Last Friday, there was a hyped-up and astonishingly sober crowd at Theater and Dance 1701. The crowd waited in anticipation for an evening of spoken word presented by Lip Bomb, a spoken word troupe that arose after a group of students took Art 137: Spoken Word, taught by Kip Fulbeck. In the fall and winter they presented “Strictly Oral” and “Wizard of Balls.” This time, the show was cleverly titled “Words With Friends.”

An evening of spoken word has to be the sexiest sober evening of your life. Talented, erudite humans walk up on a stage, become blinded by a spotlight and mesmerize the audience with captivating words and witty anecdotes. Some artists go for a laugh factor; some are absolutely innocent and have pure, unadulterated words stream from their lips. Other artists say things that are excruciatingly real. Whatever the means, spoken word is guaranteed to push audiences into an airy state of consciousness that is slightly overwhelmed by the satisfying power of words.

“I think it is super therapeutic,” fourth-year sociology major Molly Goldman said. “I just think to myself, ‘Okay this thing doesn’t have to stress me out internally anymore. I just wrote it down, I can perform it and I can move on.’”

Goldman introduced the event with a warm welcome to everyone who had come out. Lights dimmed slightly and Roxi Diaz took control of the stage, performing a sentimental piece about how books provide adventure for humanity. Diaz’s no-nonsense attitude and refreshing earthiness implored the audience to not watch TV, but to read: “When little tweens shriek over the twangy wails of Miley Cyrus, I will stick you deep in midst of Isis and Osiris.”

Next up was Gabrielle Dimaranan, whose soft tone iterated how annoying the question “What is your favorite color?” really is. Dimaranan pointed out that favorite colors depend on what mood one is in, and the simple childhood question disregards that complexity. One after another, Lip Bomb artists walked up on stage and left unsuspecting audience members with novel and glorious things to wonder about. Many emotions were aroused throughout the night.

“When you do spoken word, you can create all sorts of emotions. You can make people feel good and you can make them laugh,” fifth-year CCS literature major Desmond Wilder said. “You can even make them feel a weird existential horror about where they are going in their lives, which in itself is both terrifying and pretty badass.”

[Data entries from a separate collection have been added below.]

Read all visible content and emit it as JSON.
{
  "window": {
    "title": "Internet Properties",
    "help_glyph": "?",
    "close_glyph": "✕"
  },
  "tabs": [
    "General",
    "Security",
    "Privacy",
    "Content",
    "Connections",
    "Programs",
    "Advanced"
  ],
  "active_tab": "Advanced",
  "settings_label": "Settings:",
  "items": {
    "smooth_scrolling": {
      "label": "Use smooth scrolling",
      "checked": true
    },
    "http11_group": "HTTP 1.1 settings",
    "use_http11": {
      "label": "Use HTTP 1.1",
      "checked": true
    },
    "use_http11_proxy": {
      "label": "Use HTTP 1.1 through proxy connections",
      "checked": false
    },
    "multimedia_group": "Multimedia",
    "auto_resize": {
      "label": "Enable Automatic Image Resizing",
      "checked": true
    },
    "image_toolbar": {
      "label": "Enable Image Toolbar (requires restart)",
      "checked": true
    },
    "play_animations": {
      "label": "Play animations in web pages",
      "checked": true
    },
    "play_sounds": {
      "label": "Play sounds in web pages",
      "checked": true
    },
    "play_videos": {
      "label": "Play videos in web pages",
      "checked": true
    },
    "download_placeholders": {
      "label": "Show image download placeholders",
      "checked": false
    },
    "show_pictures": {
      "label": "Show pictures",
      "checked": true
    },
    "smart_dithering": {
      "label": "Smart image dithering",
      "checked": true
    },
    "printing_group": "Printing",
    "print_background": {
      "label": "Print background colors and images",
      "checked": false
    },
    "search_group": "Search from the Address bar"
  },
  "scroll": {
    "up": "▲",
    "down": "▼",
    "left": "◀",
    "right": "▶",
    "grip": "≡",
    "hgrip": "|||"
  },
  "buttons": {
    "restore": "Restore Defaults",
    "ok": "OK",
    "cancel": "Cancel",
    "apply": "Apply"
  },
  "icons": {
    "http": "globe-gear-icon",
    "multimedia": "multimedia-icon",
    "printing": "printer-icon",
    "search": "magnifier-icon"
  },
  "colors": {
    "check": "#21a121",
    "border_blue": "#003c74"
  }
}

One existential horror that was brought up was the power of fear. Sophomore Ryan Yamamoto astonished audience members with his tirade about how fear is an inexplicably dangerous idea used as mind control: “Fear is the driving motivation behind nearly all of the world’s atrocities. It is irrational but it somehow becomes justified. … Fear is the grandfather of rage, the cousin of hatred and the father of all violence. Stress? That’s just fear when it wears its Sunday’s Best.” With raw emotion, an impeccable vocabulary and signature swagger, Yamamoto pinpointed a very real issue in a purely poetic way.

Second-year CCS literature major Chanel Miller masterfully managed to make the audience feel silly, upset, threatened and empowered, all in an eight to nine minute period. “Bubble Trouble” was about her innocently stepping into a gym hot tub, only to be hassled by an imprudent older man. In addition to her brilliant words, Miller showed an array of perfect-for-photo-bombing faces, which helped her scare off the creep.

“My face is really malleable,” Miller said. “I don’t have a very defined bone in my nose, so it’s easy to wiggle around and I can make a lot of funny faces.”

Throughout the evening, one couldn’t help but notice how each artist commanded the stage with their own flavor. Second-year Alex Sicaud spoke with a matter-of-fact voice, often interjected with onomatopoeia. Jaclyn Cross’ tonal value was very quiet but moving, paced by short spurts of breath. Dimaranan changed outfits each time she came on stage. Mel Rosenberg charmed everyone with her talk of familiar childhood staples like recess and Fruit Roll-ups, while hitting on deeper subjects like identity. Joe Tapiro brought swag to the stage, rapping about the pangs of addiction. Hillary Adams gave everyone a “mind-gasm” with her creative wordplay.

Demi Anter [full disclosure: Artsweek Editor] closed the show with an insightful message about her decision that “the glass is half-full” (“Demi” being the word for “half” in French) despite the daily issues that plague the life of a quirky college girl, like being in love with a T.A. who only loves turnips and not being able to find batteries for your sex toys.

When asked about how it feels to reveal secrets onstage, Anter provided a doubly insightful answer: “I think spoken word is a good tool for memory. I have a piece that’s a love poem, and I’m not dating that person anymore, but when I perform it I think back to what it was like in that moment … and I get this good feeling … I can access that. It’s actually really nice to go back and remember that things were exciting and sweet at one point.”

Overall, “Words with Friends” was an evening of creative energy and projected articulation. The art of spoken word imbued the audience, myself included, with a self-empowering state of mind. Lip Bomb did words justice.